** TASK TO COMPLETE **
Look through the lines below and extract each one that contains "icon".

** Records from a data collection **
=== Begin Enclosure ===
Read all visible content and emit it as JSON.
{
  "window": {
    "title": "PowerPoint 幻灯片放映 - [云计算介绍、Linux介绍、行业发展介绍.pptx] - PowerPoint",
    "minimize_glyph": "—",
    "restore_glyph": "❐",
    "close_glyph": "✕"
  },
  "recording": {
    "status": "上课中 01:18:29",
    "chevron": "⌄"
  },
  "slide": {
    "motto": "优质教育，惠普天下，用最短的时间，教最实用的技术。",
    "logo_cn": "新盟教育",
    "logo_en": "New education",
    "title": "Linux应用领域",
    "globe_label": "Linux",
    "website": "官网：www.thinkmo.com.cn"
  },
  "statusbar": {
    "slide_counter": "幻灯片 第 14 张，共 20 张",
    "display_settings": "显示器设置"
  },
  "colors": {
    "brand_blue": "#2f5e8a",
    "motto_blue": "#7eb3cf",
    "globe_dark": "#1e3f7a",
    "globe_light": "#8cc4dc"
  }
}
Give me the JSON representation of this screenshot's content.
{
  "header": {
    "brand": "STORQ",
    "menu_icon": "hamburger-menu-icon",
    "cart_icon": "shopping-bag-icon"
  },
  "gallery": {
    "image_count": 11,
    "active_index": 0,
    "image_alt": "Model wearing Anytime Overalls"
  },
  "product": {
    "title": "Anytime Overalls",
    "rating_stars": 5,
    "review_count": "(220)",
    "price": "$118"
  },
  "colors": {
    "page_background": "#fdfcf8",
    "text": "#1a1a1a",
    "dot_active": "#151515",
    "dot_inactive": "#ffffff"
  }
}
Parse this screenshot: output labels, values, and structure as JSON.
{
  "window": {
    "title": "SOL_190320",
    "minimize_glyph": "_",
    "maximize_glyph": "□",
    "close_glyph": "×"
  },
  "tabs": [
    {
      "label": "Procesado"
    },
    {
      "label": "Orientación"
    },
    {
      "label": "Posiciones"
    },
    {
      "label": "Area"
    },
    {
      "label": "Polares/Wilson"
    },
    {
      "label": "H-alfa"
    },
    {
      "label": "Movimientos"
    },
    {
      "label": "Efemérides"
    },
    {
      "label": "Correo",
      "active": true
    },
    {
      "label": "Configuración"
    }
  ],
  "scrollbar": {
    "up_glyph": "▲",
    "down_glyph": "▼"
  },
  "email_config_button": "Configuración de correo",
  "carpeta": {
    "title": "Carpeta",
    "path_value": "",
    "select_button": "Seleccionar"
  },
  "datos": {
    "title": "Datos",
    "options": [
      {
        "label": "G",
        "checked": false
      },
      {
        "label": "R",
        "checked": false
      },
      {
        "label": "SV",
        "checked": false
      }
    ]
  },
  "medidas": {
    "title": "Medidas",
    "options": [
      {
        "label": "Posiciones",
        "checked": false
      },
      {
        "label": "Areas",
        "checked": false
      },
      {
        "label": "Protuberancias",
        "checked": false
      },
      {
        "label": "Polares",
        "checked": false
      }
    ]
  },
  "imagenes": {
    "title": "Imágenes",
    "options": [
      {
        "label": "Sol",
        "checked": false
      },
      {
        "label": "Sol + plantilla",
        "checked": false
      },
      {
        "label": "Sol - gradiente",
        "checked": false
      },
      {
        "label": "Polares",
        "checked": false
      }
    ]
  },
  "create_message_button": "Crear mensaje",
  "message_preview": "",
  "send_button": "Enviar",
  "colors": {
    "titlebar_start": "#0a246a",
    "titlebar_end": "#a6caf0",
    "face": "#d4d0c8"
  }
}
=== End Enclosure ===
** RESULT FOR THIS EXERCISE **
    "menu_icon": "hamburger-menu-icon",
    "cart_icon": "shopping-bag-icon"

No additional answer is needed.